Offshore renewable energy recovery systems have specific characteristics that lead to a high sensitivity to biofouling for some components. This represents a challenge for engineers during the design and maintenance phases, but also for certification bodies. As ORE farms are set up in very dynamic and inaccessible environments, the biofouling that forms there is often very little known. However, in order to predict the effects of biofouling, it is essential to know its composition and to better understand its spatial and temporal variability.
Through several R&D projects, France Energies Marines, its members and partners are gradually building up a genuine biofouling observatory on the various French coastlines, close to the areas where future offshore wind farms will be built. On the Atlantic side, two sites have recently been instrumented:
- The buoy launched at the end of April at the site of the future Groix & Belle-Île floating wind farm has two mooring lines, one of which is equipped with frames with collectors that can be oriented in the current, fixed every 10 m to study biocolonisation according to depth.

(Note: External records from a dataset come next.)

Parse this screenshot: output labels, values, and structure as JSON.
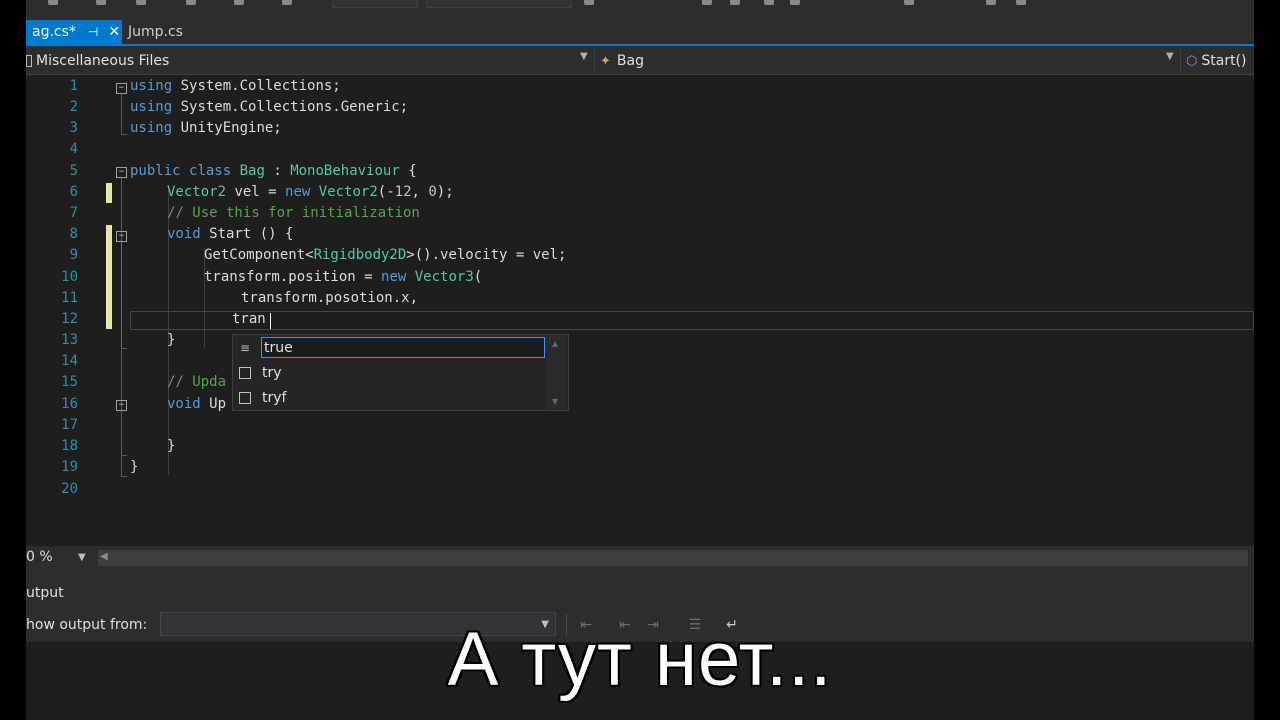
{
  "tabs": [
    {
      "label": "ag.cs*",
      "active": true
    },
    {
      "label": "Jump.cs",
      "active": false
    }
  ],
  "navbar": {
    "project": "Miscellaneous Files",
    "class": "Bag",
    "member": "Start()"
  },
  "editor": {
    "line_numbers": [
      "1",
      "2",
      "3",
      "4",
      "5",
      "6",
      "7",
      "8",
      "9",
      "10",
      "11",
      "12",
      "13",
      "14",
      "15",
      "16",
      "17",
      "18",
      "19",
      "20"
    ],
    "code": {
      "l1_kw": "using",
      "l1_rest": " System.Collections;",
      "l2_kw": "using",
      "l2_rest": " System.Collections.Generic;",
      "l3_kw": "using",
      "l3_rest": " UnityEngine;",
      "l5_kw1": "public",
      "l5_kw2": "class",
      "l5_cls": "Bag",
      "l5_sep": " : ",
      "l5_base": "MonoBehaviour",
      "l5_end": " {",
      "l6_type": "Vector2",
      "l6_mid": " vel = ",
      "l6_new": "new",
      "l6_type2": "Vector2",
      "l6_args_open": "(-",
      "l6_n1": "12",
      "l6_comma": ", ",
      "l6_n2": "0",
      "l6_end": ");",
      "l7_comment": "// Use this for initialization",
      "l8_kw": "void",
      "l8_rest": " Start () {",
      "l9_a": "GetComponent<",
      "l9_type": "Rigidbody2D",
      "l9_b": ">().velocity = vel;",
      "l10_a": "transform.position = ",
      "l10_new": "new",
      "l10_type": "Vector3",
      "l10_b": "(",
      "l11": "transform.posotion.x,",
      "l12": "tran",
      "l13": "}",
      "l15_comment": "// Upda",
      "l16_kw": "void",
      "l16_rest": " Up",
      "l18": "}",
      "l19": "}"
    }
  },
  "completion": {
    "items": [
      {
        "label": "true",
        "icon": "keyword-icon",
        "selected": true
      },
      {
        "label": "try",
        "icon": "snippet-icon",
        "selected": false
      },
      {
        "label": "tryf",
        "icon": "snippet-icon",
        "selected": false
      }
    ]
  },
  "status": {
    "zoom": "0 %"
  },
  "output": {
    "title": "utput",
    "show_from": "how output from:"
  },
  "subtitle": "А тут нет...",
  "colors": {
    "accent": "#007acc",
    "keyword": "#569cd6",
    "type": "#4ec9b0",
    "comment": "#57a64a",
    "number": "#b5cea8",
    "line_number": "#2b91af"
  }
}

Since 9 July, six plate holders have been added to the star under the buoy, so that PVC holders can be attached,
- On 28 July, a system of plate holders was deployed on the drift of the buoy located on the Basse des Chats, with the assistance of the Phares & Balises.
The two instrumented sites are about 10 km apart, which is the maximum width of a commercial offshore farm. Although the swell and current conditions are similar, the bathymetry and proximity to the coast are significantly different and may clearly influence the biochemical parameters of the two sites and induce different colonisations. It will therefore be interesting to follow the observations that will be made in the coming months.
Photo credit: France Energies Marines